§ **Task item**: Report every line in the records below that holds the word "data".

§ **Material provided**:
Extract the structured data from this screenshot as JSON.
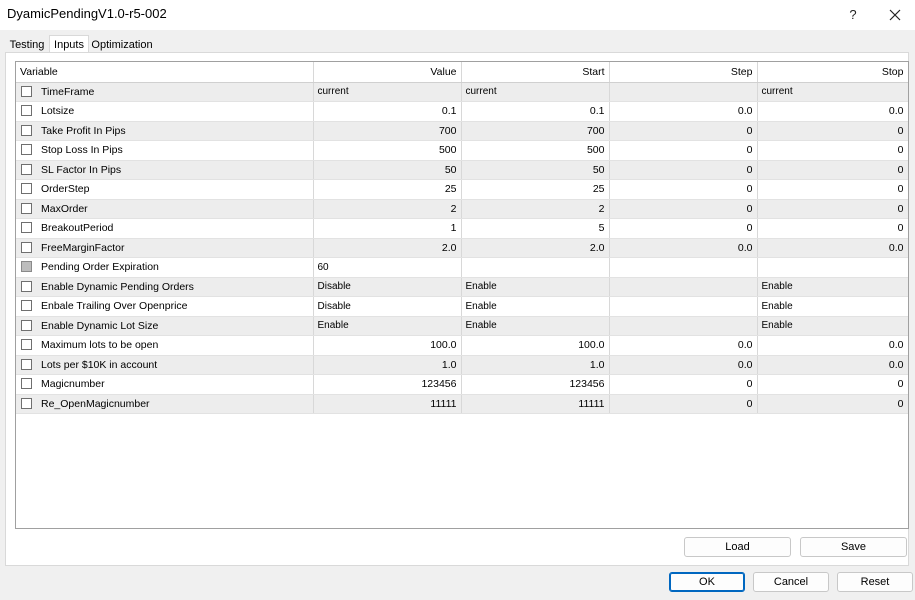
{
  "window": {
    "title": "DyamicPendingV1.0-r5-002",
    "help_label": "?",
    "close_icon": "close-icon"
  },
  "tabs": [
    {
      "label": "Testing",
      "active": false
    },
    {
      "label": "Inputs",
      "active": true
    },
    {
      "label": "Optimization",
      "active": false
    }
  ],
  "grid": {
    "columns": [
      "Variable",
      "Value",
      "Start",
      "Step",
      "Stop"
    ],
    "rows": [
      {
        "name": "TimeFrame",
        "checked": false,
        "value": "current",
        "start": "current",
        "step": "",
        "stop": "current",
        "kind": "text"
      },
      {
        "name": "Lotsize",
        "checked": false,
        "value": "0.1",
        "start": "0.1",
        "step": "0.0",
        "stop": "0.0",
        "kind": "num"
      },
      {
        "name": "Take Profit In Pips",
        "checked": false,
        "value": "700",
        "start": "700",
        "step": "0",
        "stop": "0",
        "kind": "num"
      },
      {
        "name": "Stop Loss In Pips",
        "checked": false,
        "value": "500",
        "start": "500",
        "step": "0",
        "stop": "0",
        "kind": "num"
      },
      {
        "name": "SL Factor In Pips",
        "checked": false,
        "value": "50",
        "start": "50",
        "step": "0",
        "stop": "0",
        "kind": "num"
      },
      {
        "name": "OrderStep",
        "checked": false,
        "value": "25",
        "start": "25",
        "step": "0",
        "stop": "0",
        "kind": "num"
      },
      {
        "name": "MaxOrder",
        "checked": false,
        "value": "2",
        "start": "2",
        "step": "0",
        "stop": "0",
        "kind": "num"
      },
      {
        "name": "BreakoutPeriod",
        "checked": false,
        "value": "1",
        "start": "5",
        "step": "0",
        "stop": "0",
        "kind": "num"
      },
      {
        "name": "FreeMarginFactor",
        "checked": false,
        "value": "2.0",
        "start": "2.0",
        "step": "0.0",
        "stop": "0.0",
        "kind": "num"
      },
      {
        "name": "Pending Order Expiration",
        "checked": false,
        "disabled": true,
        "value": "60",
        "start": "",
        "step": "",
        "stop": "",
        "kind": "text"
      },
      {
        "name": "Enable Dynamic Pending Orders",
        "checked": false,
        "value": "Disable",
        "start": "Enable",
        "step": "",
        "stop": "Enable",
        "kind": "text"
      },
      {
        "name": "Enbale Trailing Over Openprice",
        "checked": false,
        "value": "Disable",
        "start": "Enable",
        "step": "",
        "stop": "Enable",
        "kind": "text"
      },
      {
        "name": "Enable Dynamic Lot Size",
        "checked": false,
        "value": "Enable",
        "start": "Enable",
        "step": "",
        "stop": "Enable",
        "kind": "text"
      },
      {
        "name": "Maximum lots to be open",
        "checked": false,
        "value": "100.0",
        "start": "100.0",
        "step": "0.0",
        "stop": "0.0",
        "kind": "num"
      },
      {
        "name": "Lots per $10K in account",
        "checked": false,
        "value": "1.0",
        "start": "1.0",
        "step": "0.0",
        "stop": "0.0",
        "kind": "num"
      },
      {
        "name": "Magicnumber",
        "checked": false,
        "value": "123456",
        "start": "123456",
        "step": "0",
        "stop": "0",
        "kind": "num"
      },
      {
        "name": "Re_OpenMagicnumber",
        "checked": false,
        "value": "11111",
        "start": "11111",
        "step": "0",
        "stop": "0",
        "kind": "num"
      }
    ]
  },
  "panel_buttons": {
    "load": "Load",
    "save": "Save"
  },
  "dialog_buttons": {
    "ok": "OK",
    "cancel": "Cancel",
    "reset": "Reset"
  }
}
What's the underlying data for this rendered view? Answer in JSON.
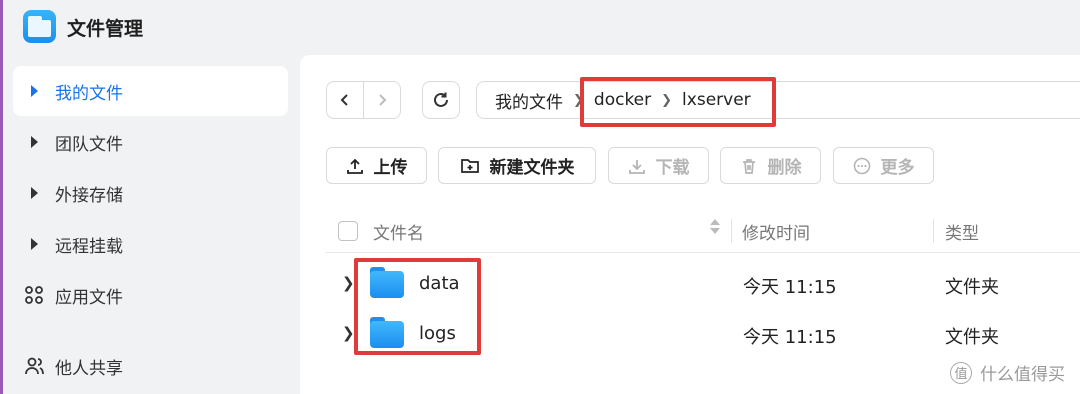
{
  "app": {
    "title": "文件管理",
    "icon": "folder-app-icon",
    "accent": "#1a73e8"
  },
  "sidebar": {
    "items": [
      {
        "label": "我的文件",
        "icon": "caret-right-icon",
        "active": true
      },
      {
        "label": "团队文件",
        "icon": "caret-right-icon",
        "active": false
      },
      {
        "label": "外接存储",
        "icon": "caret-right-icon",
        "active": false
      },
      {
        "label": "远程挂载",
        "icon": "caret-right-icon",
        "active": false
      },
      {
        "label": "应用文件",
        "icon": "grid-apps-icon",
        "active": false
      },
      {
        "label": "他人共享",
        "icon": "users-icon",
        "active": false
      }
    ]
  },
  "nav": {
    "back_icon": "chevron-left-icon",
    "forward_icon": "chevron-right-icon",
    "refresh_icon": "refresh-icon"
  },
  "breadcrumb": {
    "items": [
      "我的文件",
      "docker",
      "lxserver"
    ],
    "separator_icon": "chevron-right-icon"
  },
  "toolbar": {
    "upload_label": "上传",
    "new_folder_label": "新建文件夹",
    "download_label": "下载",
    "delete_label": "删除",
    "more_label": "更多"
  },
  "table": {
    "columns": {
      "name": "文件名",
      "mtime": "修改时间",
      "type": "类型"
    },
    "rows": [
      {
        "name": "data",
        "mtime": "今天 11:15",
        "type": "文件夹",
        "icon": "folder-icon"
      },
      {
        "name": "logs",
        "mtime": "今天 11:15",
        "type": "文件夹",
        "icon": "folder-icon"
      }
    ]
  },
  "highlight_color": "#e03b3b",
  "watermark": {
    "text": "什么值得买",
    "badge": "值"
  }
}
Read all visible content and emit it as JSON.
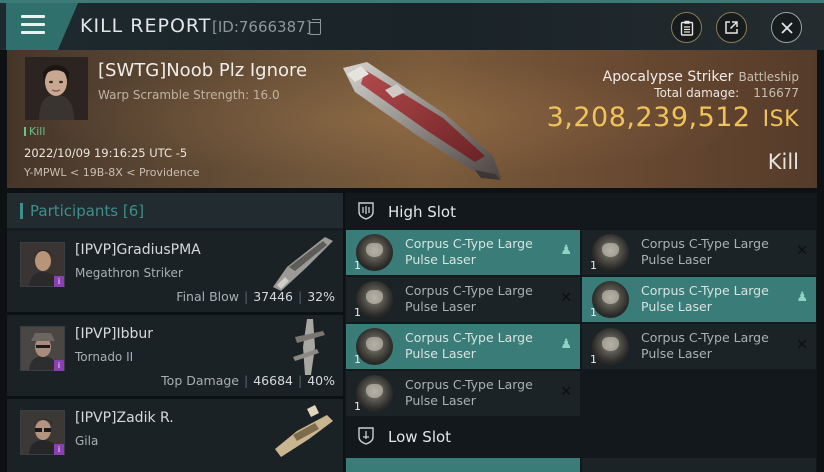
{
  "header": {
    "title": "KILL REPORT",
    "id_text": "[ID:7666387]",
    "buttons": [
      "clipboard-icon",
      "share-icon",
      "close-icon"
    ]
  },
  "victim": {
    "name": "[SWTG]Noob Plz Ignore",
    "warp_scramble": "Warp Scramble Strength: 16.0",
    "tag": "Kill",
    "datetime": "2022/10/09 19:16:25 UTC -5",
    "location": "Y-MPWL < 19B-8X < Providence",
    "ship_name": "Apocalypse Striker",
    "ship_class": "Battleship",
    "total_damage_label": "Total damage:",
    "total_damage": "116677",
    "isk_value": "3,208,239,512",
    "isk_unit": "ISK",
    "result": "Kill"
  },
  "participants": {
    "title": "Participants",
    "count": "[6]",
    "rows": [
      {
        "name": "[IPVP]GradiusPMA",
        "ship": "Megathron Striker",
        "stat_label": "Final Blow",
        "damage": "37446",
        "percent": "32%"
      },
      {
        "name": "[IPVP]Ibbur",
        "ship": "Tornado II",
        "stat_label": "Top Damage",
        "damage": "46684",
        "percent": "40%"
      },
      {
        "name": "[IPVP]Zadik R.",
        "ship": "Gila"
      }
    ]
  },
  "fitting": {
    "high_slot_label": "High Slot",
    "low_slot_label": "Low Slot",
    "high_slot_modules": [
      {
        "name": "Corpus C-Type Large Pulse Laser",
        "qty": "1",
        "state": "dropped"
      },
      {
        "name": "Corpus C-Type Large Pulse Laser",
        "qty": "1",
        "state": "destroyed"
      },
      {
        "name": "Corpus C-Type Large Pulse Laser",
        "qty": "1",
        "state": "destroyed"
      },
      {
        "name": "Corpus C-Type Large Pulse Laser",
        "qty": "1",
        "state": "dropped"
      },
      {
        "name": "Corpus C-Type Large Pulse Laser",
        "qty": "1",
        "state": "dropped"
      },
      {
        "name": "Corpus C-Type Large Pulse Laser",
        "qty": "1",
        "state": "destroyed"
      },
      {
        "name": "Corpus C-Type Large Pulse Laser",
        "qty": "1",
        "state": "destroyed"
      }
    ]
  },
  "colors": {
    "accent": "#3e8f8a",
    "isk_gold": "#f0c35a",
    "dropped_highlight": "#3a7c77"
  }
}
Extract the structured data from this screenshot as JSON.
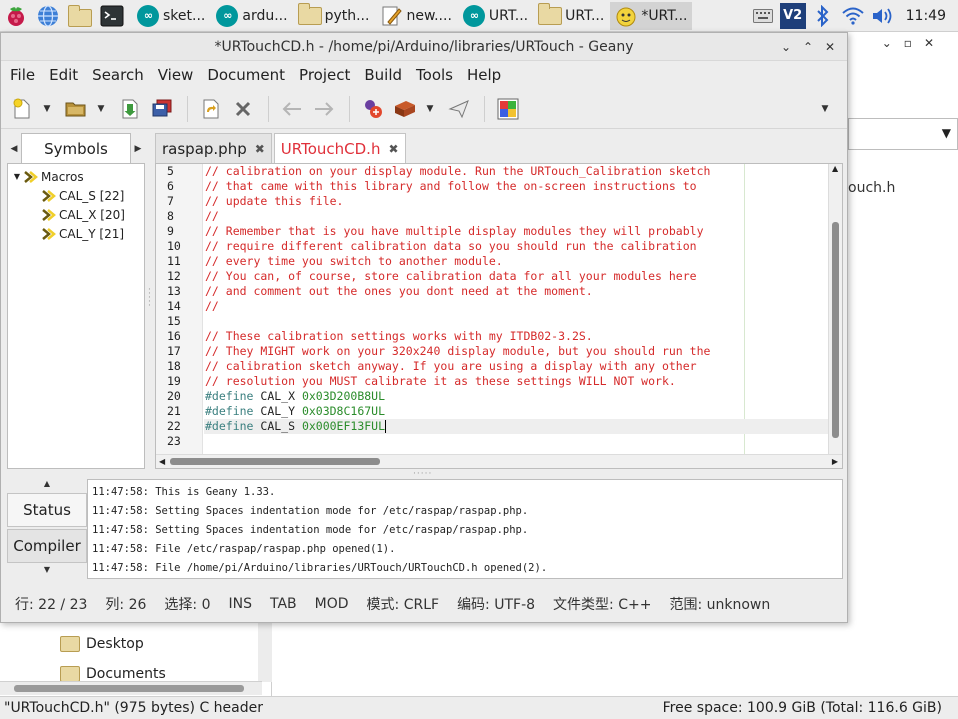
{
  "taskbar": {
    "tasks": [
      {
        "label": "sket...",
        "icon": "arduino-icon"
      },
      {
        "label": "ardu...",
        "icon": "arduino-icon"
      },
      {
        "label": "pyth...",
        "icon": "folder-icon"
      },
      {
        "label": "new....",
        "icon": "text-editor-icon"
      },
      {
        "label": "URT...",
        "icon": "arduino-icon"
      },
      {
        "label": "URT...",
        "icon": "folder-icon"
      },
      {
        "label": "*URT...",
        "icon": "geany-icon"
      }
    ],
    "clock": "11:49",
    "vnc_label": "V2"
  },
  "geany": {
    "title": "*URTouchCD.h - /home/pi/Arduino/libraries/URTouch - Geany",
    "menu": [
      "File",
      "Edit",
      "Search",
      "View",
      "Document",
      "Project",
      "Build",
      "Tools",
      "Help"
    ],
    "sidebar": {
      "tab_label": "Symbols",
      "group": "Macros",
      "items": [
        "CAL_S [22]",
        "CAL_X [20]",
        "CAL_Y [21]"
      ]
    },
    "tabs": [
      {
        "label": "raspap.php",
        "active": false
      },
      {
        "label": "URTouchCD.h",
        "active": true
      }
    ],
    "editor": {
      "current_line": 22,
      "lines": [
        {
          "n": "5",
          "type": "comment",
          "text": "// calibration on your display module. Run the URTouch_Calibration sketch"
        },
        {
          "n": "6",
          "type": "comment",
          "text": "// that came with this library and follow the on-screen instructions to"
        },
        {
          "n": "7",
          "type": "comment",
          "text": "// update this file."
        },
        {
          "n": "8",
          "type": "comment",
          "text": "//"
        },
        {
          "n": "9",
          "type": "comment",
          "text": "// Remember that is you have multiple display modules they will probably"
        },
        {
          "n": "10",
          "type": "comment",
          "text": "// require different calibration data so you should run the calibration"
        },
        {
          "n": "11",
          "type": "comment",
          "text": "// every time you switch to another module."
        },
        {
          "n": "12",
          "type": "comment",
          "text": "// You can, of course, store calibration data for all your modules here"
        },
        {
          "n": "13",
          "type": "comment",
          "text": "// and comment out the ones you dont need at the moment."
        },
        {
          "n": "14",
          "type": "comment",
          "text": "//"
        },
        {
          "n": "15",
          "type": "blank",
          "text": ""
        },
        {
          "n": "16",
          "type": "comment",
          "text": "// These calibration settings works with my ITDB02-3.2S."
        },
        {
          "n": "17",
          "type": "comment",
          "text": "// They MIGHT work on your 320x240 display module, but you should run the"
        },
        {
          "n": "18",
          "type": "comment",
          "text": "// calibration sketch anyway. If you are using a display with any other"
        },
        {
          "n": "19",
          "type": "comment",
          "text": "// resolution you MUST calibrate it as these settings WILL NOT work."
        },
        {
          "n": "20",
          "type": "define",
          "directive": "#define",
          "name": "CAL_X",
          "value": "0x03D200B8UL"
        },
        {
          "n": "21",
          "type": "define",
          "directive": "#define",
          "name": "CAL_Y",
          "value": "0x03D8C167UL"
        },
        {
          "n": "22",
          "type": "define",
          "directive": "#define",
          "name": "CAL_S",
          "value": "0x000EF13FUL"
        },
        {
          "n": "23",
          "type": "blank",
          "text": ""
        }
      ]
    },
    "message_tabs": [
      "Status",
      "Compiler"
    ],
    "messages": [
      "11:47:58: This is Geany 1.33.",
      "11:47:58: Setting Spaces indentation mode for /etc/raspap/raspap.php.",
      "11:47:58: Setting Spaces indentation mode for /etc/raspap/raspap.php.",
      "11:47:58: File /etc/raspap/raspap.php opened(1).",
      "11:47:58: File /home/pi/Arduino/libraries/URTouch/URTouchCD.h opened(2)."
    ],
    "status": {
      "line": "行: 22 / 23",
      "col": "列: 26",
      "sel": "选择: 0",
      "ins": "INS",
      "tab": "TAB",
      "mod": "MOD",
      "eol": "模式: CRLF",
      "enc": "编码: UTF-8",
      "ftype": "文件类型: C++",
      "scope": "范围: unknown"
    }
  },
  "filemanager": {
    "file_label": "ouch.h",
    "places": [
      "Desktop",
      "Documents"
    ],
    "status_left": "\"URTouchCD.h\" (975 bytes) C header",
    "status_right": "Free space: 100.9 GiB (Total: 116.6 GiB)"
  },
  "colors": {
    "comment": "#d52a2a",
    "preprocessor": "#3a7f7f",
    "number": "#2a8c2a",
    "active_tab": "#e0303a"
  }
}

§ **Expected output**:
Extract the structured data from this screenshot as JSON.
What's the underlying data for this rendered view? Answer in JSON.
        "name": "data",
Extract the structured data from this screenshot as JSON.
          "text": "// require different calibration data so you should run the calibration"
          "text": "// You can, of course, store calibration data for all your modules here"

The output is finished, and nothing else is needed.